== Problem to solve ==
The records below are to be repeated exactly, minus any pictures.

- - - - -

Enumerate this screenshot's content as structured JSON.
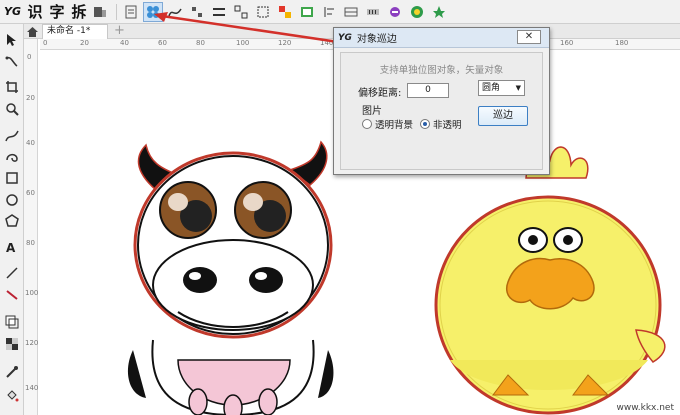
{
  "toolbar": {
    "logo": "YG",
    "chars": [
      "识",
      "字",
      "拆"
    ]
  },
  "tabs": {
    "document": "未命名 -1*",
    "add": "+"
  },
  "rulers": {
    "top": [
      "0",
      "20",
      "40",
      "60",
      "80",
      "100",
      "120",
      "140",
      "160",
      "180"
    ],
    "left": [
      "0",
      "20",
      "40",
      "60",
      "80",
      "100",
      "120",
      "140"
    ]
  },
  "dialog": {
    "logo": "YG",
    "title": "对象巡边",
    "close": "✕",
    "hint": "支持单独位图对象，矢量对象",
    "offset_label": "偏移距离:",
    "offset_value": "0",
    "corner_select": "圆角",
    "image_label": "图片",
    "radio_transparent": "透明背景",
    "radio_opaque": "非透明",
    "selected_radio": "非透明",
    "apply_button": "巡边"
  },
  "watermark": "www.kkx.net",
  "colors": {
    "accent": "#3c7fc4",
    "outline": "#c0392b",
    "duck": "#f6f06a",
    "beak": "#f3a21b",
    "cow_brown": "#8a5526",
    "udder": "#f4c6d6"
  }
}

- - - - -

== Solution to this task ==
Enumerate this screenshot's content as structured JSON.
{
  "toolbar": {
    "logo": "YG",
    "chars": [
      "识",
      "字",
      "拆"
    ]
  },
  "tabs": {
    "document": "未命名 -1*",
    "add": "+"
  },
  "rulers": {
    "top": [
      "0",
      "20",
      "40",
      "60",
      "80",
      "100",
      "120",
      "140",
      "160",
      "180"
    ],
    "left": [
      "0",
      "20",
      "40",
      "60",
      "80",
      "100",
      "120",
      "140"
    ]
  },
  "dialog": {
    "logo": "YG",
    "title": "对象巡边",
    "close": "✕",
    "hint": "支持单独位图对象，矢量对象",
    "offset_label": "偏移距离:",
    "offset_value": "0",
    "corner_select": "圆角",
    "image_label": "图片",
    "radio_transparent": "透明背景",
    "radio_opaque": "非透明",
    "selected_radio": "非透明",
    "apply_button": "巡边"
  },
  "watermark": "www.kkx.net",
  "colors": {
    "accent": "#3c7fc4",
    "outline": "#c0392b",
    "duck": "#f6f06a",
    "beak": "#f3a21b",
    "cow_brown": "#8a5526",
    "udder": "#f4c6d6"
  }
}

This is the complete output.